The Life of Service
Service means helping other people without having the notion of personal reward. All the works in a Zen monastery is entirely done by the monks. They serve in the kitchen, do the cleaning, manage the monastery, attend the sick, scrub and wash their fellow monks’ backs, even clean the lavatory. Service is not considered high or low. The life of service moulds a person into a better human being.
The Life of Prayer
The life of prayer begins with confession. Confession means accepting own incompetence and wrong doings. A Zen student has to offer prayers to all the Buddhas and the Bodhisattva. Apart from prayers, Zen Buddhism quotes and the Buddhist scriptures are also recited daily. Reciting is also a way of offering prayers. During the praying, a Zen student burns incense and bows before Zen master, the Buddha and the Bodhisattva.
The Life of Meditation
Meditation is the central part in Zen Buddhism. According to the Buddhism, meditation is the ultimate path to awareness and awakening. Meditation is called Dhyana in Sanskrit, Chan in Chinese and Zen in Japanese. Zen meditation, as influenced by Taoism, has special techniques and doctrines to experience sudden awareness.
The Buddha taught meditation as the path to awakening. There are numerous Buddhist meditation techniques such as Vipassana Meditation, Zen meditation etc. According to the Zen Buddhism beliefs, Zen is practiced in two ways: by studying ancient Buddhist texts and Zen Buddhism quotes, and regular Zen meditation practice. Studying scriptures and Zen quotes is called Roshi and meditation is called Zazen. The objective of Zazen is to open the Prajnñā eye, the eye which sees into the meanings of things. The objective of Zazen meditation is to discover the Buddha nature. Dogen who founded Soto Zen advocated Zazen meditation.
For the purpose of Zazen, you should wear loose clothes, and sit on a cushion in a quiet room. As you sit in a cross legged position, your right foot has to be on the left thigh and left foot on the right thigh. Your right hand rests on the left leg, left hand on the right, palms face upward, and thumbs press each other over the palm. The backbone has to be erect, but not rigid, breathing regular, tongue resting against the upper palate, lips and teeth closed, and eyes slightly opened.
In Zazen meditation, you have to contemplate on the Koan given to you by your master. After the Zazen meditation, you must present your views to the master, which is called Sanzen. Zazen does not bear fruit without Sanzen. During Zazen meditation, you should not be concerned with good or bad ideas, but concentrate on the Koan. The purpose of Zazen meditation is to develop moral and spiritual energies and to see into the mysteries of existence.

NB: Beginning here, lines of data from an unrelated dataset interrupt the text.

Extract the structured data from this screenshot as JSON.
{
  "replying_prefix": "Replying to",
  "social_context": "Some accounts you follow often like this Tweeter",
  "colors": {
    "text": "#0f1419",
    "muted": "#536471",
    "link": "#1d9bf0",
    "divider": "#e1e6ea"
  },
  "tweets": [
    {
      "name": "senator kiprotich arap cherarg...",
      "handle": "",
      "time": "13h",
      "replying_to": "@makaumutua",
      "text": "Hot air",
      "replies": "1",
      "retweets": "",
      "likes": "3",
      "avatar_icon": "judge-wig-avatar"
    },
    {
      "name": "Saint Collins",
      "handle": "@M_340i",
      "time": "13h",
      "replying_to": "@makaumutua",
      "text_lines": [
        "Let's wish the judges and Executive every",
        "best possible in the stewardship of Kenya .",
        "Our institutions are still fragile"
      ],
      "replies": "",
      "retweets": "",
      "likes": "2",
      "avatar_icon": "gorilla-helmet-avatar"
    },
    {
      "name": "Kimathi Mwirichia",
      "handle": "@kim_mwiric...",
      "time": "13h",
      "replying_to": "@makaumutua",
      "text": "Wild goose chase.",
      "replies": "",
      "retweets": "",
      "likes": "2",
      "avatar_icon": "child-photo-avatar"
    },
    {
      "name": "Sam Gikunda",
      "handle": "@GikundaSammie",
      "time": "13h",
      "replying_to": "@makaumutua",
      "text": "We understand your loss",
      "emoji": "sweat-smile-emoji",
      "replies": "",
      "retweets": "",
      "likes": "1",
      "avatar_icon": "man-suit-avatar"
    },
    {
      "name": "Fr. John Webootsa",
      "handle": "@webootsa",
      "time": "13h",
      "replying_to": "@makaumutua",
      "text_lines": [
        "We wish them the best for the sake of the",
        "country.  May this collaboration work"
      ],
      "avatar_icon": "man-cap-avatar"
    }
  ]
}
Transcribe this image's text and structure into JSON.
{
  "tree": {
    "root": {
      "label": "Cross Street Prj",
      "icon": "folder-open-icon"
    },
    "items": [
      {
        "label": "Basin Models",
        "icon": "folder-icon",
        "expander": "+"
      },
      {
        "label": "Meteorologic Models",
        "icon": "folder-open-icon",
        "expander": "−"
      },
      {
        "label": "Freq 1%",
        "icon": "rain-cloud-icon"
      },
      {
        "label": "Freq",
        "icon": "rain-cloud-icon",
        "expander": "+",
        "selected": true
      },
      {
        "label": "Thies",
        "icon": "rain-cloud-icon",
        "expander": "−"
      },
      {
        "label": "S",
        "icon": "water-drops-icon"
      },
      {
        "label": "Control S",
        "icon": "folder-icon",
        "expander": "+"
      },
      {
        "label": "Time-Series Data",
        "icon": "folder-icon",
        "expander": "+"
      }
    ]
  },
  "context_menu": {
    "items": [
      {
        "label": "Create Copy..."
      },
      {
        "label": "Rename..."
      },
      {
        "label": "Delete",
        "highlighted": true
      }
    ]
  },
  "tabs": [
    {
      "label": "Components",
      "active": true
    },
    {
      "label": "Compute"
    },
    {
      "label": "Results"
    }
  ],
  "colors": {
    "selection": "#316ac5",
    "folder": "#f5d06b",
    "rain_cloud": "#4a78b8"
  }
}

Zen Buddhism Quotes
Set the desire to perceive truth firmly and be able to look into your own nature
Cultivate the sense of humility and remorse by reading books and sayings left by the Buddha and the Zen masters.
Keep the body and mind pure in accordance with the Truth and the Path of Buddhism.
Birth and death are the grave events. Impermanency is the nature of life.
If you do not attain emancipation in this life, in what life do you expect to emancipate yourself?
You are not to eat while no hungry, not to wear anything more than you actually need.